Earl Ofari Hutchinson is an author, political analyst and columnist for Alternet and Blacknews.com. He is the publisher of The Hutchinson Report Newsletter, an online public issues newsletter.
This article reprinted with permission from Alternet.
So I was pretty shocked when I found out that Prop. 8 had passed in California. I truly expected it to go down in flames, especially given the surge in Democratic turnout I expected due to Obama's campaign.
I was even more surprised, at first, to find that African American voters supported it by such large margins (I've read 70%). But what is most surprising is that people have apparently used that figure to 1. Trash the entire racial group, and 2. trash people legitimately criticizing those black voters that supported the proposition.
Yesterday the voters of California have chosen bigotry and hate over love and peace. Yesterday the voters of California did not choose the path of MLK by elected Barack Obama but the path of Jesse Helms and Storm Thurmond. Yesterday proved to be not the end of MLK's dream of equality but only the beginning. As a gay teenager not yet out except to two of my best friends I am extremely disheartened and depressed over what happened in not only California but in Arizona and Florida too.
Yesterday proved to me that as we a society choose to accept one people we then decide to hate another. The age of race discrimination may be over but MLK's torch of equality has been passed to the fight for Gay and lesbian rights. I cried at 3 exact moments yesterday. First, when Barack Obama was projected the 44th President of the United States. Second, when Obama was giving his Presidential acceptance speech. And lastly when I realized that Proposition 8 would pass in California. Many people say that the fight for civil rights and the fight for gay rights are not a like, but I say say they are the same fight with a different face.
Why am I, an American who happens to be gay, a lesser citizen or patriot than any one else. Why should I be treated as a second class citizen. Why should I fear to be outed and exiled. As much as I love President Obama and Senator Clinton I strongly disagree with them when they tell the story of parents holding up their children and telling them that they can be whatever they what to be. That's not true. I can't be whatever I want to be. I can't be President, Or Senator, or even get married. I can't show love, or hold the hand of a loved one without fearing what would happen to me.
I'm not going to say that gay discrimination is exactly a like from racial discrimination because it is not. What happened to the Africans Americans in this county can not equal to anything else, but they share an inner struggle. A struggle to be accepted. A struggle for equality. I don't expect everyone in American to like gays and lesbians, but to just tolerate us and accept us. You don't have to like us but at least admit that we deserve the basic rights of human beings.
Hopefully I am wrong and that one day I as a gay 16 year old can achieve my basic human rights. Maybe I won't see that day but I can promise you this that I learned something from President Obama. I learned that even if I don't achieve my rights, that if I fight hard and speak my mind then maybe my children (If I'm allowed to adopt) will be able to see a time where there is no discrimination. No matter who you are.
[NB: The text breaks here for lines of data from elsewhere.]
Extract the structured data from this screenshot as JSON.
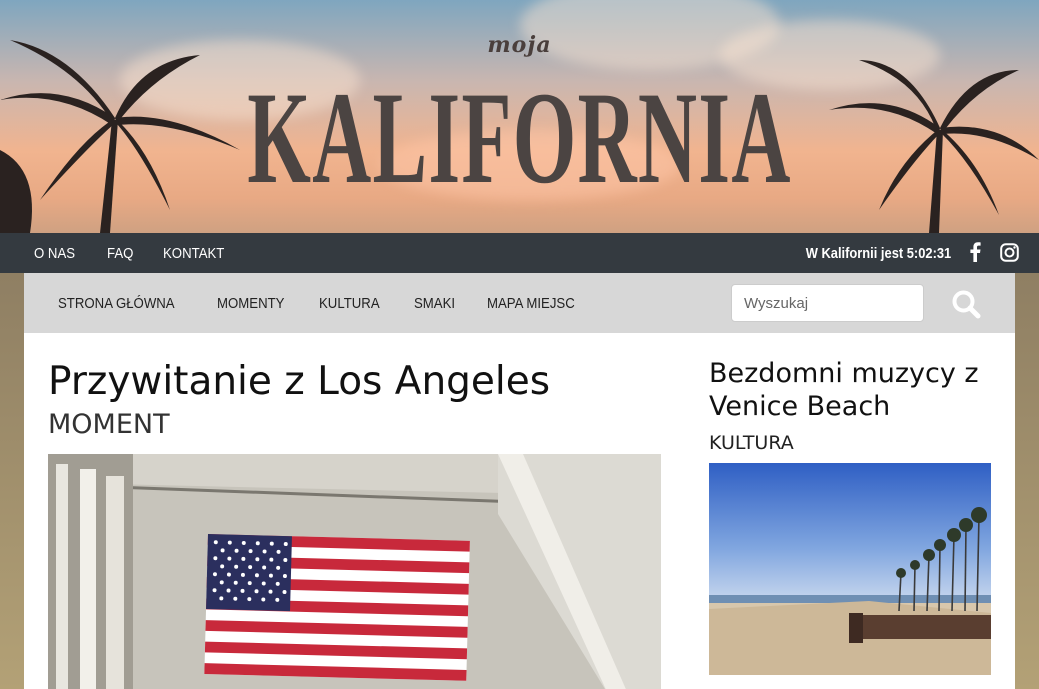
{
  "hero": {
    "small_title": "moja",
    "big_title": "KALIFORNIA"
  },
  "topbar": {
    "links": [
      "O NAS",
      "FAQ",
      "KONTAKT"
    ],
    "clock_text": "W Kalifornii jest 5:02:31",
    "social": [
      "facebook-icon",
      "instagram-icon"
    ]
  },
  "nav": {
    "items": [
      "STRONA GŁÓWNA",
      "MOMENTY",
      "KULTURA",
      "SMAKI",
      "MAPA MIEJSC"
    ],
    "search_placeholder": "Wyszukaj",
    "search_icon": "search-icon"
  },
  "main_article": {
    "title": "Przywitanie z Los Angeles",
    "category": "MOMENT"
  },
  "side_article": {
    "title": "Bezdomni muzycy z Venice Beach",
    "category": "KULTURA"
  },
  "colors": {
    "topbar_bg": "#343a40",
    "nav_bg": "#d7d7d7",
    "title_color": "#4b4442"
  }
}
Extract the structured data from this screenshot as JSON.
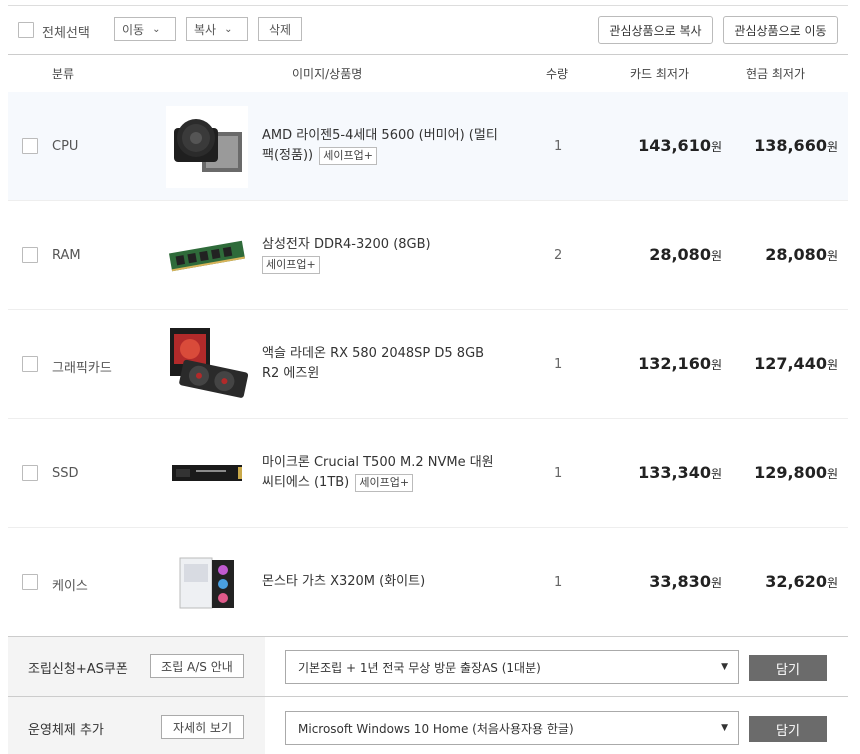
{
  "toolbar": {
    "select_all_label": "전체선택",
    "move_label": "이동",
    "copy_label": "복사",
    "delete_label": "삭제",
    "copy_to_wishlist_label": "관심상품으로 복사",
    "move_to_wishlist_label": "관심상품으로 이동"
  },
  "table": {
    "headers": [
      "분류",
      "이미지/상품명",
      "수량",
      "카드 최저가",
      "현금 최저가"
    ],
    "currency": "원",
    "rows": [
      {
        "category": "CPU",
        "name": "AMD 라이젠5-4세대 5600 (버미어) (멀티팩(정품))",
        "badge": "세이프업+",
        "qty": "1",
        "card_price": "143,610",
        "cash_price": "138,660",
        "image": "cpu-cooler-image"
      },
      {
        "category": "RAM",
        "name": "삼성전자 DDR4-3200 (8GB)",
        "badge": "세이프업+",
        "qty": "2",
        "card_price": "28,080",
        "cash_price": "28,080",
        "image": "ram-stick-image"
      },
      {
        "category": "그래픽카드",
        "name": "액슬 라데온 RX 580 2048SP D5 8GB R2 에즈윈",
        "badge": "",
        "qty": "1",
        "card_price": "132,160",
        "cash_price": "127,440",
        "image": "graphics-card-image"
      },
      {
        "category": "SSD",
        "name": "마이크론 Crucial T500 M.2 NVMe 대원씨티에스 (1TB)",
        "badge": "세이프업+",
        "qty": "1",
        "card_price": "133,340",
        "cash_price": "129,800",
        "image": "ssd-image"
      },
      {
        "category": "케이스",
        "name": "몬스타 가츠 X320M (화이트)",
        "badge": "",
        "qty": "1",
        "card_price": "33,830",
        "cash_price": "32,620",
        "image": "pc-case-image"
      }
    ]
  },
  "options": [
    {
      "label": "조립신청+AS쿠폰",
      "info_button": "조립 A/S 안내",
      "selected": "기본조립 + 1년 전국 무상 방문 출장AS (1대분)",
      "add_button": "담기"
    },
    {
      "label": "운영체제 추가",
      "info_button": "자세히 보기",
      "selected": "Microsoft Windows 10 Home (처음사용자용 한글)",
      "add_button": "담기"
    }
  ],
  "colors": {
    "row_highlight": "#f6f9fd",
    "add_button": "#6b6b6b"
  }
}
I would like to end this diary with a quote from Senator Hillary Clinton. "If there is one message that echoes forth from this conference, let it be that human rights are women's rights and women's rights are human rights once and for all." In this case gay rights are human rights.
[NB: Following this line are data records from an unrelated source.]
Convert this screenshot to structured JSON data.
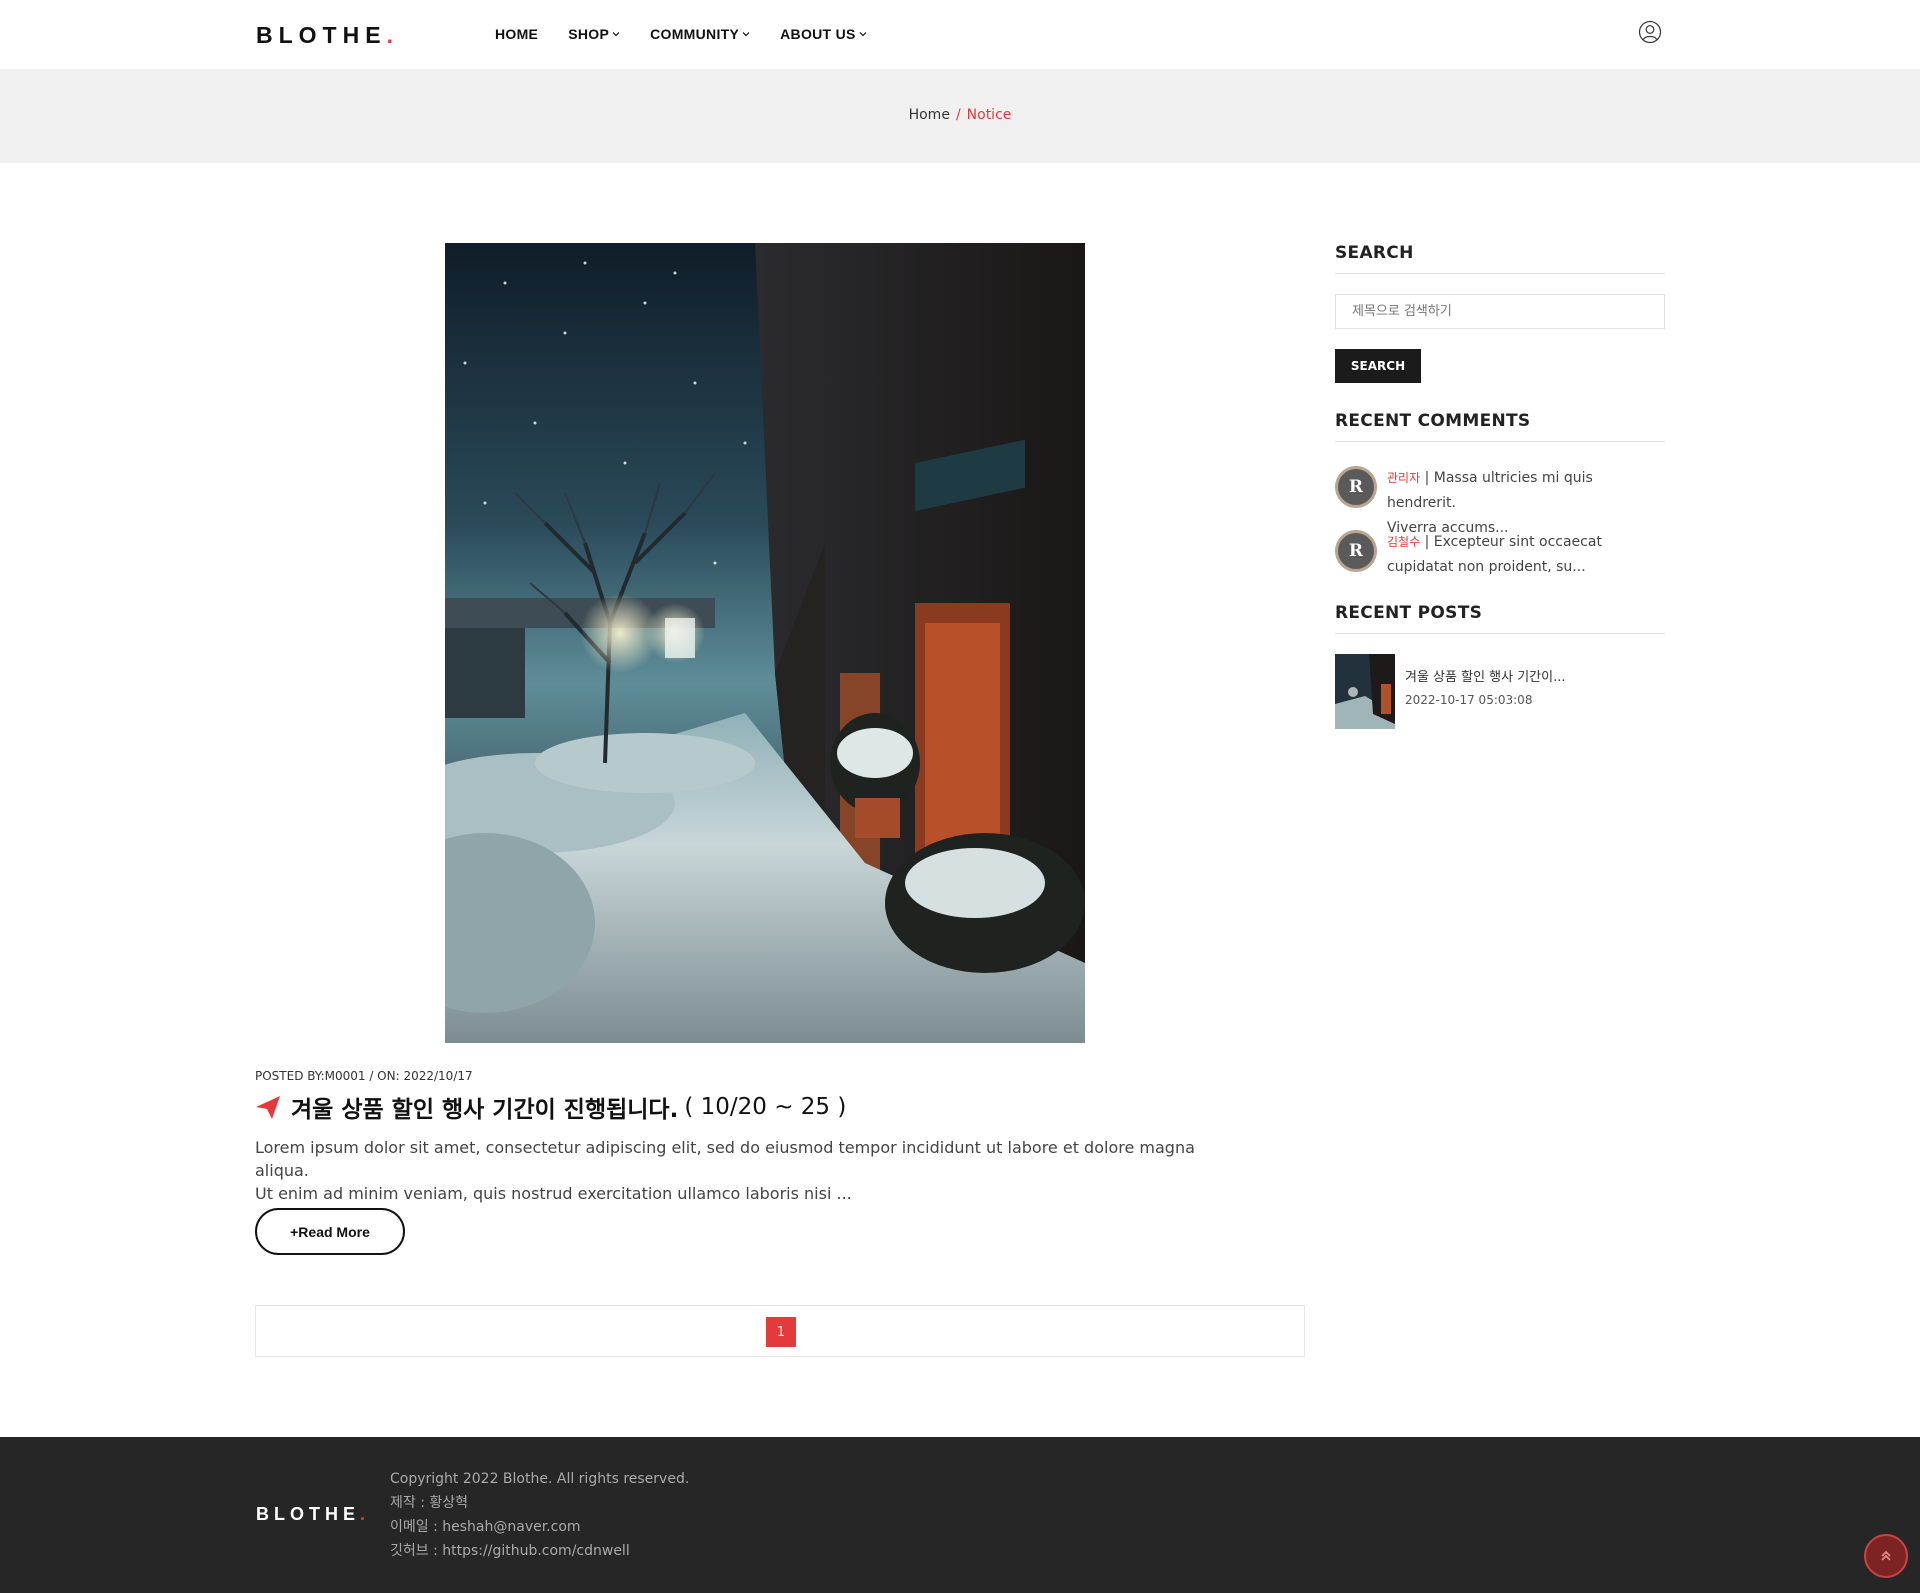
{
  "header": {
    "logo": "BLOTHE",
    "logo_dot": ".",
    "nav": [
      {
        "label": "HOME",
        "dropdown": false
      },
      {
        "label": "SHOP",
        "dropdown": true
      },
      {
        "label": "COMMUNITY",
        "dropdown": true
      },
      {
        "label": "ABOUT US",
        "dropdown": true
      }
    ],
    "user_icon": "user-circle-icon"
  },
  "breadcrumb": {
    "home": "Home",
    "separator": "/",
    "current": "Notice"
  },
  "post": {
    "image": "snowy-street-night-photo",
    "meta": "POSTED BY:M0001 / ON: 2022/10/17",
    "title": "겨울 상품 할인 행사 기간이 진행됩니다.",
    "title_range": "( 10/20 ~ 25 )",
    "title_icon": "paper-plane-icon",
    "excerpt_line1": "Lorem ipsum dolor sit amet, consectetur adipiscing elit, sed do eiusmod tempor incididunt ut labore et dolore magna aliqua.",
    "excerpt_line2": "Ut enim ad minim veniam, quis nostrud exercitation ullamco laboris nisi ...",
    "read_more": "+Read More"
  },
  "pagination": {
    "current_page": "1"
  },
  "sidebar": {
    "search": {
      "title": "SEARCH",
      "placeholder": "제목으로 검색하기",
      "button": "SEARCH"
    },
    "recent_comments": {
      "title": "RECENT COMMENTS",
      "items": [
        {
          "avatar": "R",
          "author": "관리자",
          "sep": " | ",
          "text_line1": "Massa ultricies mi quis hendrerit.",
          "text_line2": "Viverra accums..."
        },
        {
          "avatar": "R",
          "author": "김철수",
          "sep": " | ",
          "text_line1": "Excepteur sint occaecat",
          "text_line2": "cupidatat non proident, su..."
        }
      ]
    },
    "recent_posts": {
      "title": "RECENT POSTS",
      "items": [
        {
          "title": "겨울 상품 할인 행사 기간이...",
          "date": "2022-10-17 05:03:08"
        }
      ]
    }
  },
  "footer": {
    "logo": "BLOTHE",
    "logo_dot": ".",
    "copyright": "Copyright 2022 Blothe. All rights reserved.",
    "maker": "제작 : 황상혁",
    "email": "이메일 : heshah@naver.com",
    "github": "깃허브 : https://github.com/cdnwell"
  },
  "colors": {
    "accent": "#e33b3b",
    "dark": "#1b1b1b",
    "footer_bg": "#262626",
    "band_bg": "#f0f0f0"
  }
}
We conclude that, in light of the history of pernicious discrimination faced by gay men and lesbians, and because the institution of marriage carries with it a status and significance that the newly created classification of civil unions does not embody, the segregation of heterosexual and homosexual couples into separate institutions constitutes a cognizable harm.